**What the exercise asks**. Looking through the records that follow, determine how many lines contain "value" and reply with that number alone.

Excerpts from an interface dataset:
+ + + + + + +

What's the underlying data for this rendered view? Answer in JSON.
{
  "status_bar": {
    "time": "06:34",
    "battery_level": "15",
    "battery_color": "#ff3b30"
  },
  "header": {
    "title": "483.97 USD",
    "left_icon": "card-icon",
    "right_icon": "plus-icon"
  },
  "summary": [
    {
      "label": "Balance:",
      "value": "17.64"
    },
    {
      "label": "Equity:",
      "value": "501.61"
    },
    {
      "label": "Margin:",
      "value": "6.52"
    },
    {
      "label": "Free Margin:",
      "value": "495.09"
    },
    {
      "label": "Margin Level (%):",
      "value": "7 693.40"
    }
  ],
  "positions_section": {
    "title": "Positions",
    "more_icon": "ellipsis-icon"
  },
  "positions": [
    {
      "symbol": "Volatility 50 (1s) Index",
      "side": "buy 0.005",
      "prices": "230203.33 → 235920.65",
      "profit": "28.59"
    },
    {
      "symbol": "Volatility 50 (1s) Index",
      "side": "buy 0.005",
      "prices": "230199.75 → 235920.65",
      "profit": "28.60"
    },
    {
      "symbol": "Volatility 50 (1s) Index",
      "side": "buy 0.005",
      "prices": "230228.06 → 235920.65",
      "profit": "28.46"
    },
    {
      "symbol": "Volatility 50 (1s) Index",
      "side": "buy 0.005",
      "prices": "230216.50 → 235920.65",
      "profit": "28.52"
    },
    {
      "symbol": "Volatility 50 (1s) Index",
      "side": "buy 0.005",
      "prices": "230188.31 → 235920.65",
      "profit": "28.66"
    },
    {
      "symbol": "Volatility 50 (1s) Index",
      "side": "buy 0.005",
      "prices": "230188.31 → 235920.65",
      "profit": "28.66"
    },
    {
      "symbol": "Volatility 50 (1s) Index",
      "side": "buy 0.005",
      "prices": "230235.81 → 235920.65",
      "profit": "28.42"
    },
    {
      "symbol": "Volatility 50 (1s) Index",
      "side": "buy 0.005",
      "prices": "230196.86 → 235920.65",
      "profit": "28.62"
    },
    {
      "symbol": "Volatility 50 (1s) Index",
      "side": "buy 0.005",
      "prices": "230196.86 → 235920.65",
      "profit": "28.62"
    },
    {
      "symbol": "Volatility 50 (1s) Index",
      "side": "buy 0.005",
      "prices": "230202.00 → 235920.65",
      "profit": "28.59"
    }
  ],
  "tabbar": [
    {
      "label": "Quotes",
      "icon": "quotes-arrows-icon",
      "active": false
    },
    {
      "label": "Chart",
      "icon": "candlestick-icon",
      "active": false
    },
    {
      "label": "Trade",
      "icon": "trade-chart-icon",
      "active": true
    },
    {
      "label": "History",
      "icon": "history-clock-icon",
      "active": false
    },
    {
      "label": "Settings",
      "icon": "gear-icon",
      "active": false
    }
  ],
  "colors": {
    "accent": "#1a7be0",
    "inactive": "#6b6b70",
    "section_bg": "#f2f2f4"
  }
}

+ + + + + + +

**Exercise solution**. 5